Rick Bingle, senior vice president of supply chain at outdoor gear and apparel retailer RE, noted that the company’s “sales increased $100 million in the first year of using the IBM Order Management tool by tapping into this previously unseen store inventory”. “We calculated that we were saying, ‘No’ 800,000 times every year because we weren’t accessing the inventory in the stores itself.”

It’s not enough just that the shelves are kept stocked. It’s crucial that they are stocked with items people want to buy, which is important amid the Coronavirus outbreak. An American Artificial intelligence company Simporter recently  launched new software that predicts which items will be in demand before they run out of stock. Dubbed the Epidemic Demand Surge Protector, the system helps manufacturers and retailers keep up their supply levels for the most necessary items such as food, medicines, and staple household items.

“People’s lives are turned upside down from COVID-19. We created this software to help,” emphasised Dillon Hall, Simporter’s co-founder. “If used effectively, we can ensure millions of people get the supplies they need from their local stores to minimize shopping trips and reduce risks of community transmission.”

VR models are ‘stepping’ on the catwalk: the future of the runway

Several stages of the apparel manufacturing process have already undergone automation, and soon will see robots on the catwalk, replacing human models. Though we’ll still enjoy watching human models wearing a new collection, future-oriented designers have already started experimenting with virtual models. This means that amid COVID-19 outbreak, fashion designers can display their work to the public. Take a look at a  young designer Anifa Mvuemba, who used virtual models to present her Hanifa collection in 3-D. This novelty in the fashion world could help young designers showcase their work without breaking the bank. This doesn’t mean that robots and virtual models will completely replace human models. 

“I think there’s always going to be an interest in human beings and their lives, and evolution of their careers, but that’s something the girls are watching,” points out  Sara Ziff, the founder and executive director of the Model Alliance, “referring to virtual models replacing real ones”. But there are those who believe that digital supermodels are here to stay. “The avatars are here to stay. There is also the power of expressing new ideas in novel ways. Move over, wizards and superheroes! The next fashion generation is speaking itself into existence virtually,” writes Stephan Rabimov for Forbes. 

Cutting-edge tech is tailoring the future of  the retail industry

The retail industry is changing rapidly and not without a reason. The rise of e-commerce, which offered customers unprecedented speed and convenience, has also had an immense impact on shoppers’ expectations in terms of purchasing experience and delivery. As a result, retailers have been forced to abandon traditional ways of conducting business and handling their supply chain  by adopting emerging technologies such as smart algorithms and robotics, allowing improved shopping experience even during crises.
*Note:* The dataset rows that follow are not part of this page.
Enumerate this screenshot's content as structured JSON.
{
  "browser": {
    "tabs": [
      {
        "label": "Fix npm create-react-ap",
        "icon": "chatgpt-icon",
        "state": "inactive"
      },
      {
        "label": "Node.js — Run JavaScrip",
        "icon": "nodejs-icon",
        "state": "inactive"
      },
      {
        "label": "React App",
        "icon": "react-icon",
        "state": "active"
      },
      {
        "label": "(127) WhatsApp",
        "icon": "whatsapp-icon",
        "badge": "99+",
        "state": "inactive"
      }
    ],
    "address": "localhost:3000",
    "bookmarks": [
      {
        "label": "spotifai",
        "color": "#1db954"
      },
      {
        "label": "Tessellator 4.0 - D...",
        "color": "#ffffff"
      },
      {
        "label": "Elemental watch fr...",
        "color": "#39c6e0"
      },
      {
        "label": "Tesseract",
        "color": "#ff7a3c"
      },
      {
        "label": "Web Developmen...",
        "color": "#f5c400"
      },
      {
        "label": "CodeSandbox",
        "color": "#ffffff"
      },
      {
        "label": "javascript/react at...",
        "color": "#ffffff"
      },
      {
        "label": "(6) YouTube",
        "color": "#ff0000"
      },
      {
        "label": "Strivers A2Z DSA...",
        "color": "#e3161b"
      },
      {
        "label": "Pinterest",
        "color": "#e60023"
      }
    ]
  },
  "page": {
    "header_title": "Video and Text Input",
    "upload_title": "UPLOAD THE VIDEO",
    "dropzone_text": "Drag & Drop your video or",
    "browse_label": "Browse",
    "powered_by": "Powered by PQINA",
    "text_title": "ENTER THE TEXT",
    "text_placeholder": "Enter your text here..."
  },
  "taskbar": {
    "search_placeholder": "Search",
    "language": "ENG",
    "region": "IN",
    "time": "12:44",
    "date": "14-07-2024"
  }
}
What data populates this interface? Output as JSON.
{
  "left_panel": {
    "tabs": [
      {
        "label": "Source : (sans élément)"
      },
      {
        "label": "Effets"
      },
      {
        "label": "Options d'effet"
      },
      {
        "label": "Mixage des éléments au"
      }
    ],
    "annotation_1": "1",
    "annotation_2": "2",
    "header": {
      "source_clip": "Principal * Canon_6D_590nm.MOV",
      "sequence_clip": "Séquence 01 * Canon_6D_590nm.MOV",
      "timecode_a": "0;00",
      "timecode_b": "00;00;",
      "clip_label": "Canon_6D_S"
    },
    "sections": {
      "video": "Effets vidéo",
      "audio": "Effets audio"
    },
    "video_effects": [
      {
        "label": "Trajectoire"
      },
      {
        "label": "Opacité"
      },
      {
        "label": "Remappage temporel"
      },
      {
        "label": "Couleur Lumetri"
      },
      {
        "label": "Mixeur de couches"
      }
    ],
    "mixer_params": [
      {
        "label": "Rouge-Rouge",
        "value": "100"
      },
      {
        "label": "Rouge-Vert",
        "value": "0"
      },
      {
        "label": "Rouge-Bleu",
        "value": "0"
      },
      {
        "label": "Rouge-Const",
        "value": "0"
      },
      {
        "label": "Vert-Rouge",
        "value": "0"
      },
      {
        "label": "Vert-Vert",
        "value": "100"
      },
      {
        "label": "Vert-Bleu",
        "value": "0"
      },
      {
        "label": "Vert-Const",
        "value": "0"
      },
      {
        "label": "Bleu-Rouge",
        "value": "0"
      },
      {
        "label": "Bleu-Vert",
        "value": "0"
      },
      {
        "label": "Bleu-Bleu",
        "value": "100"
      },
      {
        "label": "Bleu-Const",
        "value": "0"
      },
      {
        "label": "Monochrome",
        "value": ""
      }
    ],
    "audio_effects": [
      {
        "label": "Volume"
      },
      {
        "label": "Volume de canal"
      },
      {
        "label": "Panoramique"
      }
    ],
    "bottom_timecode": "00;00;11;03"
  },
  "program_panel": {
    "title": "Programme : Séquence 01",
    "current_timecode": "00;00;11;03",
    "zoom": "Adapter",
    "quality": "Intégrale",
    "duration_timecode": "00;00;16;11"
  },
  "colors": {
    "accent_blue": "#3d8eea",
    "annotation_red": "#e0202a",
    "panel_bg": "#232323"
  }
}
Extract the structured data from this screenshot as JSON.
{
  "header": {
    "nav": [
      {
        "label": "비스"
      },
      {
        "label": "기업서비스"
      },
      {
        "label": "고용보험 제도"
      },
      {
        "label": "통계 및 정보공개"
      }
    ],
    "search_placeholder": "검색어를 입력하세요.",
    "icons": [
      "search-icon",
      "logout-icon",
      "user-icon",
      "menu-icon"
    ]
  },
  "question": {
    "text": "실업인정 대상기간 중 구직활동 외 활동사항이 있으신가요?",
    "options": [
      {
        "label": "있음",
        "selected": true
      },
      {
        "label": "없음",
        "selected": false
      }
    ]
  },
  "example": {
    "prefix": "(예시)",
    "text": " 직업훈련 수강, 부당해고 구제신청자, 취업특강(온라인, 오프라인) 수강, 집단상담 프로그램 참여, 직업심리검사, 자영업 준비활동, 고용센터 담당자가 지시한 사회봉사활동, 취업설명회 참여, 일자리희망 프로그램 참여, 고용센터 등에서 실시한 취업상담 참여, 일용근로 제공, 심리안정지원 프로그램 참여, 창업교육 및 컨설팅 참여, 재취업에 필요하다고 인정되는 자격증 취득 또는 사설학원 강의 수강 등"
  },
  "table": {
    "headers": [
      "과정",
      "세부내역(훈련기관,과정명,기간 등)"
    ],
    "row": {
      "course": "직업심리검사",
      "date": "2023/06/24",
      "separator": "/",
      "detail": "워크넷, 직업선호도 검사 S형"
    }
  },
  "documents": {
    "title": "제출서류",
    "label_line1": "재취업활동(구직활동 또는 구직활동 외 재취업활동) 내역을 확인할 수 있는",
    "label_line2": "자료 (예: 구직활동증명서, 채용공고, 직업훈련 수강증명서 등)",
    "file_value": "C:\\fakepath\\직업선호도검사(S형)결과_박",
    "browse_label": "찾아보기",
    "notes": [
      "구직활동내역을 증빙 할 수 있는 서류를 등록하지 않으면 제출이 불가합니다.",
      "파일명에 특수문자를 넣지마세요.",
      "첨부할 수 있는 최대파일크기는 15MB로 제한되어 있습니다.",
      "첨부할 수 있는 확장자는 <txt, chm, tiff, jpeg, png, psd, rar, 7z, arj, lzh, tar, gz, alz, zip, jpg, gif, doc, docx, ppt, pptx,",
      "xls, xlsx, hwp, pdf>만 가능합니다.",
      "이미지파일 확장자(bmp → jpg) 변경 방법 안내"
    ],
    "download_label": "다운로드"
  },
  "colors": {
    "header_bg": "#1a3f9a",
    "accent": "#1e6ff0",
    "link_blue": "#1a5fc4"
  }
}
Whether they’re used to enhance the design and manufacturing process, manage inventory, anticipate future demand, state-of-the-art tech are set to play an even more prominent role in the retail sector in years to come, revolutionising every part of the retail chain in the process.